GOAL OF THE EXERCISE ::
From the material below, return every line that includes "this".

SUPPLIED INFORMATION ::

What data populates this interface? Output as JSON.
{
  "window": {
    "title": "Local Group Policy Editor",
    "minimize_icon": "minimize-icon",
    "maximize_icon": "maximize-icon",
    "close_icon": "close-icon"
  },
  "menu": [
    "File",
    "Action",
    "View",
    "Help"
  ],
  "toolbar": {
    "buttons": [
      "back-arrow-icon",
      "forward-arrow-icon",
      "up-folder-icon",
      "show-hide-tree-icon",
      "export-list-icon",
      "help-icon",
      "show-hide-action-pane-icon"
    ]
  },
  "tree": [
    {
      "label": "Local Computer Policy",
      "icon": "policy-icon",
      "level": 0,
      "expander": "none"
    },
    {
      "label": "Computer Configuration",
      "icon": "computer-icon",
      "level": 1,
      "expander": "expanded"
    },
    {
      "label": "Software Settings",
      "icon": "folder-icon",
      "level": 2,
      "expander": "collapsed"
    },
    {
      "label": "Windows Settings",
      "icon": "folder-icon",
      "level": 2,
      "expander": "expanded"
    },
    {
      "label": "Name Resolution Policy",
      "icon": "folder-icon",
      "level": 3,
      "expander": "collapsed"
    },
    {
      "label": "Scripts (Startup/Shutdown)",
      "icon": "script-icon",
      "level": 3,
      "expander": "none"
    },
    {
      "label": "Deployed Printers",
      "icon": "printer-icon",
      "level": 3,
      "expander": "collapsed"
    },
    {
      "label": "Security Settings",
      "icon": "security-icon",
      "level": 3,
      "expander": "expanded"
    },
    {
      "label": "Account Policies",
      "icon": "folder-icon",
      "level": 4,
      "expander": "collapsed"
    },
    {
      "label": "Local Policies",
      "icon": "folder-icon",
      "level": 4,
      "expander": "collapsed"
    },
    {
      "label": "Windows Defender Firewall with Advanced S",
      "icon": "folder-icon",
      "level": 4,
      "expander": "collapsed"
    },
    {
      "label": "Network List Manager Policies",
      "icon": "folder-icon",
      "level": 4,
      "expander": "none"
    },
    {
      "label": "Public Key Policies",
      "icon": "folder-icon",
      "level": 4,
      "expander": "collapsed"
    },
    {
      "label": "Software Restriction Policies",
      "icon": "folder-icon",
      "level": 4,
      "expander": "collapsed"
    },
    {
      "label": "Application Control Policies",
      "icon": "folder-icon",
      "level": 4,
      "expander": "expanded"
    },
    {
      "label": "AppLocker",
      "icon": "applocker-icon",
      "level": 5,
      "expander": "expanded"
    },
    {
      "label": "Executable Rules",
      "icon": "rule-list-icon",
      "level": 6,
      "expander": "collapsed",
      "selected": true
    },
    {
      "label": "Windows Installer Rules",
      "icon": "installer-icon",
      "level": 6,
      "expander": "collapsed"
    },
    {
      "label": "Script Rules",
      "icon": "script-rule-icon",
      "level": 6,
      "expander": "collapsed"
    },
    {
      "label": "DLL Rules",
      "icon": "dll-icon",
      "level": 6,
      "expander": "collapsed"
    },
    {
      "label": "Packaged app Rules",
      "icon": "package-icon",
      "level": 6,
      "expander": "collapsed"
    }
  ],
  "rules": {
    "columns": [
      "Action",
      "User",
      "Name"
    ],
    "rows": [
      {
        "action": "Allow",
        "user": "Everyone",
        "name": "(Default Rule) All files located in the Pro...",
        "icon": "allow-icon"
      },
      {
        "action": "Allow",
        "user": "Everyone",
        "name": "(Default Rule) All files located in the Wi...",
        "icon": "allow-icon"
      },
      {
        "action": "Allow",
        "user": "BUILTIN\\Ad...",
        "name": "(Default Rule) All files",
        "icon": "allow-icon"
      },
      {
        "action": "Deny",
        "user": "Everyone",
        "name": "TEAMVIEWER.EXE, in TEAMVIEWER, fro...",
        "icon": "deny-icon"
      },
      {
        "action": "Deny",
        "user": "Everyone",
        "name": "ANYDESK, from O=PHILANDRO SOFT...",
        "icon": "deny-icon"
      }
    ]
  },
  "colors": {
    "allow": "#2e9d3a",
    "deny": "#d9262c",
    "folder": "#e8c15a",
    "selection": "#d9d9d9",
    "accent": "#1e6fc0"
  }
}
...
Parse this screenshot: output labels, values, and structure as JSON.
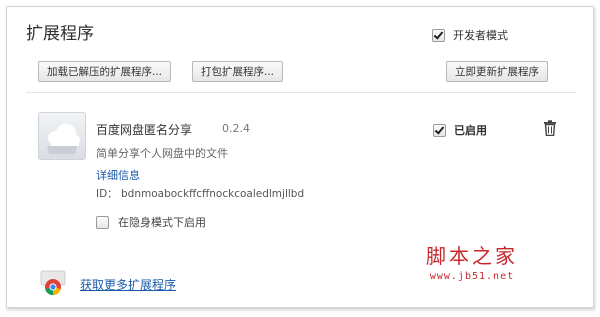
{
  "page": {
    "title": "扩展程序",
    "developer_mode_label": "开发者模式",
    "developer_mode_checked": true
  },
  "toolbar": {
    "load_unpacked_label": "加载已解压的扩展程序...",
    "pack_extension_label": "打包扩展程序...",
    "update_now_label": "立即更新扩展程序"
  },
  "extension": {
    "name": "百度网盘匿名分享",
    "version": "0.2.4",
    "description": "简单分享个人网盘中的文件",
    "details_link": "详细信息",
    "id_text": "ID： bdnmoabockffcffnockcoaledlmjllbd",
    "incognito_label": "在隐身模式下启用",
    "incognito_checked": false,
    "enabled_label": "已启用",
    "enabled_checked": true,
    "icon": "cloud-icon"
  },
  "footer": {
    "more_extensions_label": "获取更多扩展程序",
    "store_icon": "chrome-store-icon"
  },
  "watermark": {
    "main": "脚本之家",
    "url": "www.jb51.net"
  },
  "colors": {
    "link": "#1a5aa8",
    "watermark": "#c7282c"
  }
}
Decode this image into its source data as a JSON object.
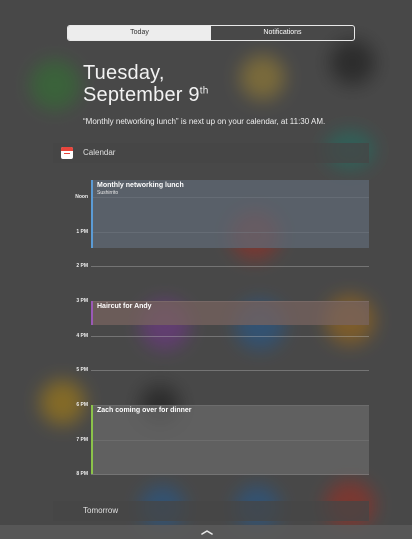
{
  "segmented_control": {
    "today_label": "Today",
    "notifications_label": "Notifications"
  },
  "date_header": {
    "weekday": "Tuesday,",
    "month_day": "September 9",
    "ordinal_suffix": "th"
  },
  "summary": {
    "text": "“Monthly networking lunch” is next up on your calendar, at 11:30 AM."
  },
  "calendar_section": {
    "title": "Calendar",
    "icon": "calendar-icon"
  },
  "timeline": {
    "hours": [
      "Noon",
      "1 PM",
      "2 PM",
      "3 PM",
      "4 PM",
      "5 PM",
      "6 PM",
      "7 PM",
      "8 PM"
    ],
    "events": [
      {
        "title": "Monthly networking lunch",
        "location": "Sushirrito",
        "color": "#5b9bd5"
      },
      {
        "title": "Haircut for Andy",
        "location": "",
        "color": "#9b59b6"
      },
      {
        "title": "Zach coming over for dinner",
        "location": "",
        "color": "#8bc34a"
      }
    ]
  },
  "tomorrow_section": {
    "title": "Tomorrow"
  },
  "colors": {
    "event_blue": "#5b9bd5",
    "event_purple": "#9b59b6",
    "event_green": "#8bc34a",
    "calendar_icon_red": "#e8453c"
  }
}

WRITTEN ANSWER ::
What data populates this interface? Output as JSON.
Parse this screenshot: output labels, values, and structure as JSON.
Decode this image into its source data as a JSON object.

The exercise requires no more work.